Speaking to Lawyers Weekly about why she wanted to nominate for Federal Parliament, Ms Dona reflected that she “initially despised” the idea of entering politics.


She felt this way, she explained, because politics has “so viciously become a means of enforcing personal agendas”.

“As a human rights activist fighting for the needs/rights of people nationally and internationally, I was always clashing with government and politicians. However, the idea that the protection of the rights and interests of our citizens all depend on the handful of people in Parliament made me rethink my preconceptions and the need for representatives that endorse a moral compass in politics. That’s why I decided to run,” she submitted.

“We desperately lack a moral compass in politics,” she added, and she feels the need to restore this.

There are many things that need to change, Ms Dona went on, “but I believe we need to revisit the basics of democracy, that is representation”.

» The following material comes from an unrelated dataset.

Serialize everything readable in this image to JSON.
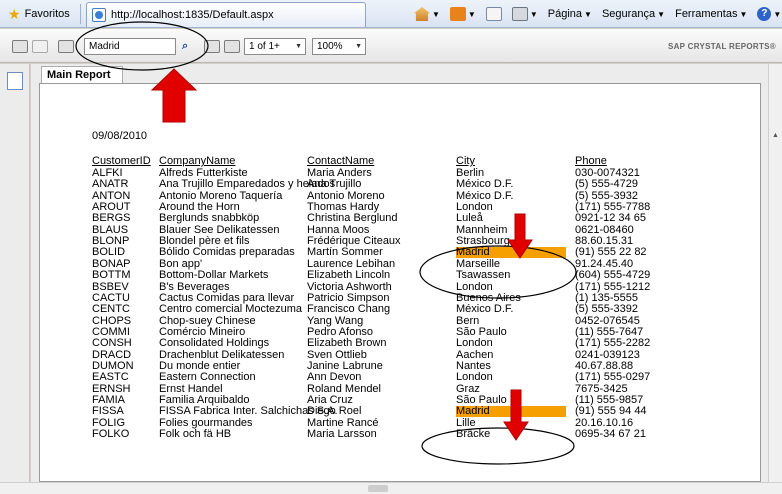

“Our representatives need to move away from other overriding agendas and focus purely on citizen-centric processes. This is the backbone to democracy. For some reason, politics is viewed as some sort of man-made ‘monster’ with exaggerated tentacles. That is why a study had shown that more than 48 per cent of our population had lost trust in the government and/or their representatives. This is very concerning and this vicious pattern must change,” she submitted.

In her own electorate of Hume – a division in NSW’s south-east – Ms Dona remains concerned about what she says is a lack of community consultation and citizen-centric processes.

“This has largely impacted my electorate overtime and is the reason that our constituents are frustrated,” she said.

“Being a human rights advisor, one thing that we have to understand, especially those in the legal profession, is that our constitution has implied and expressed rights. However, it is essentially up to legislation to protect and enforce the rights and freedoms of our citizens. Therefore, it is important that we elect the right people into Parliament and hold them to account the moment rights are being compromised.”

Ms Dona ran on a platform of “honest, open and transparent politics”, through which she aimed to “restore a moral compass into politics”. She stood as a fully self-funded independent, she added, so as to ensure “that I withstand any form of bias attached with donations, and have not assigned any preferences to anyone else”.

She was also, she went on, the first person of colour to contest for the seat of Hume, proving that “one does not need to be a certain gender, race, age or from a certain level of education to walk in the halls of Parliament”, she proclaimed.

“I have set the precedent for progress in the Hume and I am confident that there will be more individuals who will come forward in response to diversity. To me, this is more than winning, this is about utilising this platform to highlight the issues in our electorate, and I will be enforcing our policies by knocking on the door of the incoming representative and holding them to account on behalf of our electorate,” she espoused.

“I am not blue. I am not red, and I am not green. I am Lilac. I am progress, honesty, transparency and justice.”

While Mr Taylor ultimately retained the seat, Ms Dona noted that the issues she is most focused on – including “greater respect and diversity in our Parliament; greater investment and reforms in the aged care and healthcare sector; a sustainable future without impacting the livelihood and job security of our citizens; and greater investment in infrastructure to maximise local economic growth and opportunities” – remain challenges that young lawyers across the country can and must look to address.

“I would highly advise young lawyers to walk into the profession with the passion to protect the rights and freedoms of citizens, because we are in desperate need of accountability in Parliament. But also, to use your profession and skills to be of service to the community,” she advised.

“As a lawyer (non-practicing), I believe there are two types of lawyers. There are lawyers that have walked into the profession for the materialistic benefits that it provides. The other is a lawyer that has walked into the profession to serve and protect the people.

“Choose who you want to be. We need a new generation of young lawyers with a moral compass as well.”